EDUCATIONAL & ENTERTAINMENT Company
2013 Mayan Warriors at Tulum, Quintana Roo, Mexico
Below are some pictures from Blades of Glory Expedition to Tulum in August 2013.|
While we were at Tulum, we met some Mayan warriors that allowed the people to take pictures and talk with them. They represent
different Mayan Warriors, such as: The Jaguar Warrior, The Kukulkan-Quetzalcoatl (feathered serpent) Warrior, and Owl Warrior. They do their own make up.
They have studied the Mayans indepthly and honour their ancestors by showing the visitors their culture. Jorge speaks the Mayan language fluently, as well
as Spanish. They do Mayan dances, including the Los Voladores De Papantla - where four people tie their feet to rope at the top of a very large pole.
A fifth person plays an instrument and dances while the other four hang from their feet and slowly release the rope as they spin around the pole until
they reach the ground. They play the Mayan ball game as well. The ball is about 4kg. When the Mayans played the game, the purpose was to recreate a
religious story where the twins played the game against the gods in the underworld. You are allowed to hit the ball with your hips and thighs.
You are not allowed to throw the ball and you cannot kick the ball. They tried to hit the ball through stone circles turned sideways that were mounted
on walls. They also tried to destroy/hummiliate their opponents by hitting the ball so it struck their opponents on the head or broke their bones.
The Mayan Warrior representing Kukulkan-Quetzalcoatl (feathered serpent) is shown with a snake headpiece.
They make their own costumes. The shields have feathers on it as well. A few hundred years ago the Mayans used Quetzal feathers (the very long feathers).
The Quetzal bird is now endangered.
Here is Mayan Jaguar Warrior. Note that the hide is of a real jaguar.
This Jaguar Warrior is sporting a real jaguar skull on his headpiece.
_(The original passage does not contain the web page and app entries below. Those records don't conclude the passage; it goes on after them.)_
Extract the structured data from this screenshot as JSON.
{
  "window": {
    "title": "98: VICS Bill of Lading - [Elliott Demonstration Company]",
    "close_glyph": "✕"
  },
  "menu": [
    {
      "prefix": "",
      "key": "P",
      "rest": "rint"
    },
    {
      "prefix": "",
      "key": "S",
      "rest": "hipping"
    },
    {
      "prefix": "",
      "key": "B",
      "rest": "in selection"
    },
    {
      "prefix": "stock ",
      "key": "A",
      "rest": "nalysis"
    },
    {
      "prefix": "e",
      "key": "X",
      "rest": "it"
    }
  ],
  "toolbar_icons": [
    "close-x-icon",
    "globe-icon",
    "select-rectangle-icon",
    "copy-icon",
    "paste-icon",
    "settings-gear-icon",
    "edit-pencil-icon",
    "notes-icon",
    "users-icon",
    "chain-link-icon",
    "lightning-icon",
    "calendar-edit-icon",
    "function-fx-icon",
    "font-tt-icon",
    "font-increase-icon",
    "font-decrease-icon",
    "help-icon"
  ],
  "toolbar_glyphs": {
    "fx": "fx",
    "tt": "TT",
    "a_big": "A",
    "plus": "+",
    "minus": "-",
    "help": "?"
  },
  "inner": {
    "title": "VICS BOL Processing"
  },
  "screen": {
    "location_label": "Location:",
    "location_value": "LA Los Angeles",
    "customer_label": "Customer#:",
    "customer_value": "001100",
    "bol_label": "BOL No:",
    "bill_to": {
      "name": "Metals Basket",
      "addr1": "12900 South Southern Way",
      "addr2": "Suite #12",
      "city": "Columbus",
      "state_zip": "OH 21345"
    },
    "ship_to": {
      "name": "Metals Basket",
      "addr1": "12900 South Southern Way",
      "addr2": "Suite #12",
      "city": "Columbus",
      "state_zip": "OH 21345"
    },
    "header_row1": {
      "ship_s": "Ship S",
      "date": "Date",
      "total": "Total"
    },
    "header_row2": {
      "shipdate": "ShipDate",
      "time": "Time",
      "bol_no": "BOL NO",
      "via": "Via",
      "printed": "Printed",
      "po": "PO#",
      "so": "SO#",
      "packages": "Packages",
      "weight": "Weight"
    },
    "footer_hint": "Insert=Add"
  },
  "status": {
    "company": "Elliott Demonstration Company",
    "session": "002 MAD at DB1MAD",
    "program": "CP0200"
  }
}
Warriors would
harness the power of the animal that they were representing in battles.
Thank you to Jorge and his friends for sharing knowledge of the Mayan culture with us.
2015 Blades of Glory